As part of its decision to build along 494, Best Buy pledged to make its new campus accessible to buses, and it agreed to encourage employees to consider alternative ways to get to work.

Leading that effort is Sally Carlson Bancroft, Best Buy's transportation coordinator. "We're going to continue to have a lot of people traveling large distances to work. We have to give them options and encourage them to choose those options," she said.

She says a company poll showed at least 25 percent of employees would consider alternatives to driving alone in their car. Those include car pools, buses and van pools. Those who are choosing other options, like the van pool passengers, say they don't mind giving up some freedom for a cheaper, less stressful commute.

The van pool costs each passenger $70 a month. Best Buy pays $50 of that, and recently the Golden Triangle Transportation Management Association has kicked in the other $20.

But passenger Cindy Anderson says vanpools aren't catching on because people have to go out of their way to use them. "There's no convenient spots on our commute, like say there's some of those of those express pickups; that'd be nice, we don't have any of those to offer. That's really what it's all about, the convenience. I think if they'd make it more convenient, people could justify doing it," she says.

Convenient van pools are just one of many solutions politicians and business leaders say they need to avoid gridlock along the 494 corridor.

The most obvious solution is to add more lanes, but that's very expensive. So, Phil Rivness, a Met Council representative for the 5th district, which contains part of the 494 corridor, says building roads is only one of several solutions.

"It's been forecasted recently that in the next 30 years, we're going to add 930,000 people to our metropolitan area. A fair amount of it will be in the southwest quadrant, and a lot of jobs will continue to be sited there. So we need to do all of these things. We need to enhance transit, we need to look as creatively as we can on options to using single occupancy cars. If we don't do all three? We're going to have gridlock," Rivness says.

To pay for all of this, Rivness says the state should consider raising the gas tax or dedicating a sales tax to transportation projects.

Estimates are that it'll cost between $400 and $500 million to upgrade 494 so it can handle the rising traffic.

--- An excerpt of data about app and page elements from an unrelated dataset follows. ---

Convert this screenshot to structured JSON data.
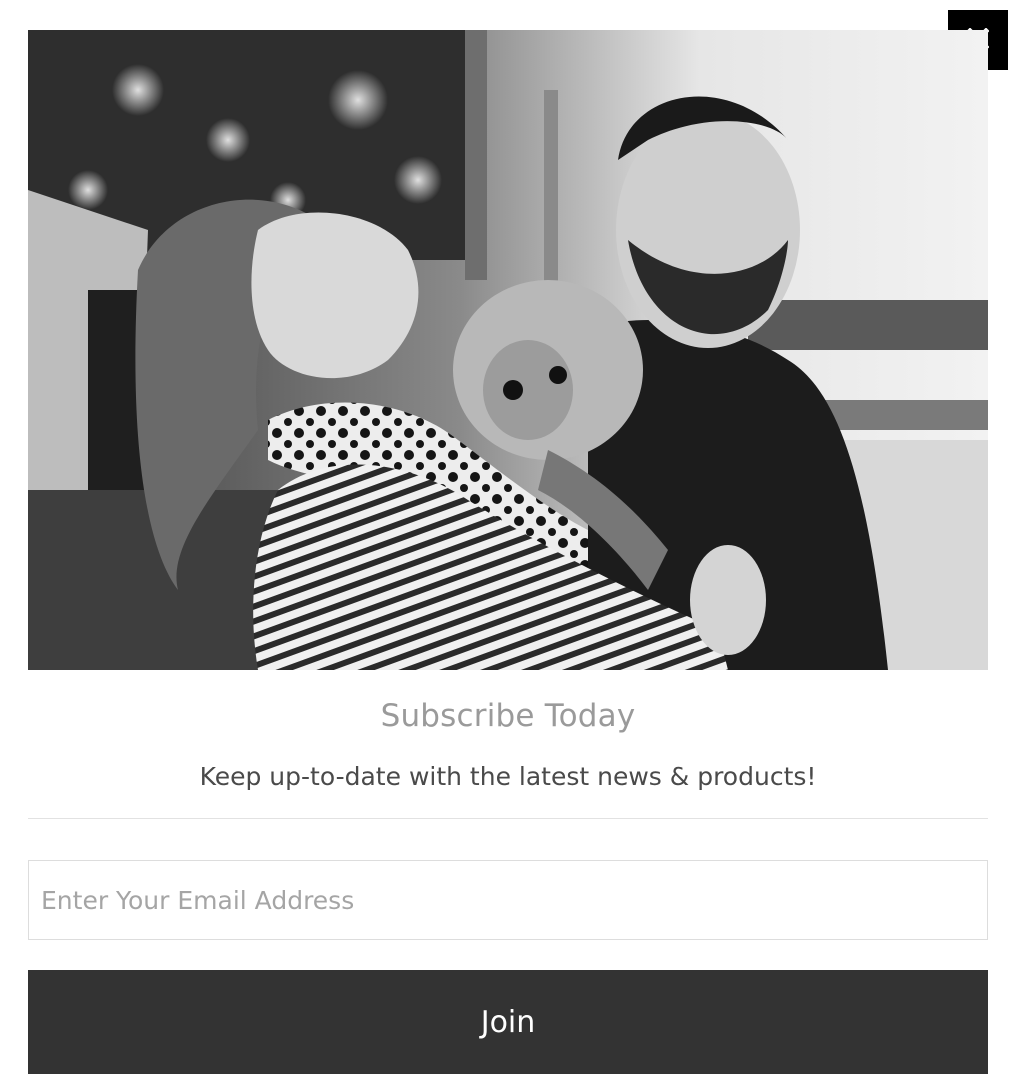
{
  "modal": {
    "close_icon": "close-icon",
    "photo_icon": "hero-photo"
  },
  "content": {
    "title": "Subscribe Today",
    "subtitle": "Keep up-to-date with the latest news & products!"
  },
  "form": {
    "email_value": "",
    "email_placeholder": "Enter Your Email Address",
    "join_label": "Join"
  },
  "colors": {
    "button_background": "#333333",
    "close_background": "#000000",
    "title_color": "#9a9a9a"
  }
}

That includes adding a lane in each direction, and rebuilding old stretches of pavement.

Currently, the state has dedicated no money to do any of those things.